(ZENIT News / Kiev, 24.08.2022).- At least 16% of children confirmed killed in Ukraine since the war escalated six months ago were under the age of five, Save the Children said today.
Between February 24 and August 10, at least 942 children were killed or injured in Ukraine – an average of five children every day— with 356 children losing their lives and 586 wounded, according to data from the Office of the United Nations High Commissioner for Human Rights (OHCHR).
The UN has said that the total number of casualties is likely to be much higher than those currently verified and the exact ages of all child casualties are not all known. Most of the verified child casualties were due to the use of explosive weapons in populated, urban areas.
In the once bustling city of Kharkiv, relentless shelling and bombing reportedly damaged more than 600 buildings in the first month of the war, according to city officials, including nurseries, schools and health care facilities.
Dana*, 29, and her daughter, Antonina*, 2, fled Kharkiv in March at the peak of the city’s bombardment. Before they managed to escape the city, they took refuge in a cellar as the sound of air aids could be heard overhead.
“She heard all the explosions and was afraid; she couldn’t sleep. When the same thing happens here, she is scared and asks: ‘Something went boom, mom. What just went boom?’” said Dana. “With a child that’s only two-and-a-half years old, I can’t just explain to her that there’s a war going on and children are dying. She’s too small.”
Instead, she tells her daughter that the loud booms are thunder. But this tactic doesn’t work for her older nieces and nephews who are more aware of what is happening.
“They ask a lot of questions. One of my nephews is nine and he asks: “Will I die as well?” His parents try hard at picking the right words to give him an answer,” said Dana. “My five-year-old niece asks ‘When I grow up, will I still be running to the hallway when there’s a siren?’ So, they understand [that this isn’t normal].”
Children in parts of the country are growing up on the frontlines of brutal warfare as urban areas are used as battlefields, leading to deaths and life-changing injuries, and destroying infrastructure needed to guarantee access to life-saving food and water.
Millions of children from Ukraine have fled their homes, with an estimated 3.1 million children living as refugees in neighbouring countries. About 3 million children are believed to be internally displaced inside Ukraine.

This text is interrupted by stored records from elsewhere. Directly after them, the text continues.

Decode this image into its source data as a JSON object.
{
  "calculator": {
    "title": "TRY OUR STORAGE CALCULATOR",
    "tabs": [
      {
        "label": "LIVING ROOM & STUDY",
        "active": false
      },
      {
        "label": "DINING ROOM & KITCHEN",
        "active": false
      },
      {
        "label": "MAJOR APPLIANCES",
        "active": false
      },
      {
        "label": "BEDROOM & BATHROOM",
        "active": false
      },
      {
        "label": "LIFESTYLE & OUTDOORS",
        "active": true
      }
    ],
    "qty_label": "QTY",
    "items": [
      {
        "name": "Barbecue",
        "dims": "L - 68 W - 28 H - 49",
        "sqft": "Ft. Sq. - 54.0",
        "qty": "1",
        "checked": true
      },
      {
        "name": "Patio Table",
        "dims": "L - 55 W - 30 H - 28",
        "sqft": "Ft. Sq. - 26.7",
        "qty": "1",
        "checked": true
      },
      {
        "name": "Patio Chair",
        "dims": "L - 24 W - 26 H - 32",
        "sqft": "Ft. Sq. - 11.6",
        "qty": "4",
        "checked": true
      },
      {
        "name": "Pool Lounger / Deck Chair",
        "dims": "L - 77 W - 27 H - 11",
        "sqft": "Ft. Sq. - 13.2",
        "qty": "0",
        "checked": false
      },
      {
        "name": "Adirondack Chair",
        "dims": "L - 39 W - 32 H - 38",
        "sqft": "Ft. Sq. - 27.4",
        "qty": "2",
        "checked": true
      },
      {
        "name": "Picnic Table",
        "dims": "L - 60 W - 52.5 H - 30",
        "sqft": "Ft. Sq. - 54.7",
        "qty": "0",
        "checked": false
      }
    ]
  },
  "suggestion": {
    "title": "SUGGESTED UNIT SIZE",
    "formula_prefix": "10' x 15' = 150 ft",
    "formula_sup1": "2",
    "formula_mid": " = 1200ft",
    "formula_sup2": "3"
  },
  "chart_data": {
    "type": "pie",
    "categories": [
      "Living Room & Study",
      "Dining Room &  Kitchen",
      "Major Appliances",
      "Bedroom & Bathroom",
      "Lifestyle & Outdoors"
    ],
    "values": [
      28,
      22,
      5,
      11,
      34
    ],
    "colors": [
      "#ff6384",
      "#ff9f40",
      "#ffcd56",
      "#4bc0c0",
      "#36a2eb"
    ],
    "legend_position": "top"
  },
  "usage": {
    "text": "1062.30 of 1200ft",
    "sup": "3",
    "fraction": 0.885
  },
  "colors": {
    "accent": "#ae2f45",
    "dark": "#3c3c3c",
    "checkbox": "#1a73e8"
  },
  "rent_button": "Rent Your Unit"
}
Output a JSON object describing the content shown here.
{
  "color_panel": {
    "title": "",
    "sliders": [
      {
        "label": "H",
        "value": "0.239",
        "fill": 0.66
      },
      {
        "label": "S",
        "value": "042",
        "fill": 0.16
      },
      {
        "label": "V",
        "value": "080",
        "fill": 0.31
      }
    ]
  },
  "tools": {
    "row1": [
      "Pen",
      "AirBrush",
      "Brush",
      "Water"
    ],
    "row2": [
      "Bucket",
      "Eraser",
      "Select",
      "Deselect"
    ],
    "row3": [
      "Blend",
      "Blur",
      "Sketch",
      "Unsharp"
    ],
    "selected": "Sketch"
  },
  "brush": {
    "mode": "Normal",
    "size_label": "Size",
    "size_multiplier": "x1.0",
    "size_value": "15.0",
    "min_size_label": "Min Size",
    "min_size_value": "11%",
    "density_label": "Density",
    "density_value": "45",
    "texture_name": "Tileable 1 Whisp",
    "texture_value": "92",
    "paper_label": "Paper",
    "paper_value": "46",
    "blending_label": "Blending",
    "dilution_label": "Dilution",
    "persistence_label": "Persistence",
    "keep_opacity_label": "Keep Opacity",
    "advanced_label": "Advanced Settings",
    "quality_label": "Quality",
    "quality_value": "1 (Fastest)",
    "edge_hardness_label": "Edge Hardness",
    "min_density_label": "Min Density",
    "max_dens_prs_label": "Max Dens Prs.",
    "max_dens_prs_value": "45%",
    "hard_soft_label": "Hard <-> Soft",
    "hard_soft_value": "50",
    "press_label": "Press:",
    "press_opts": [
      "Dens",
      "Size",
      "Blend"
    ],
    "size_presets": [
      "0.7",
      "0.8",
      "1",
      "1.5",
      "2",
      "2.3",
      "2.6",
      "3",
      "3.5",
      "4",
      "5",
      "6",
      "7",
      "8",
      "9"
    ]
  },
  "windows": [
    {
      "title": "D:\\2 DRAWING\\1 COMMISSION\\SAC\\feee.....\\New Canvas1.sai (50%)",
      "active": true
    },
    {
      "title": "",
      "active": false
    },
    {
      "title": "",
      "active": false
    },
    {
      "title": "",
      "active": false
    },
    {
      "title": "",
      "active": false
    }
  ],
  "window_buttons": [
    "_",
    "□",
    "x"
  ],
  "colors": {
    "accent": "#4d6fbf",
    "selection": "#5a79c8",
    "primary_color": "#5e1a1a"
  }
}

Save the Children’s Country Director in Ukraine, Sonia Khush, said: “Although children in Ukraine have nothing to do with the causes of the war, they are the ones most affected by it. They are growing up to the sound of bombs and shelling, and to the sight of their homes being destroyed, their schools damaged and their friends and family members being killed or injured.”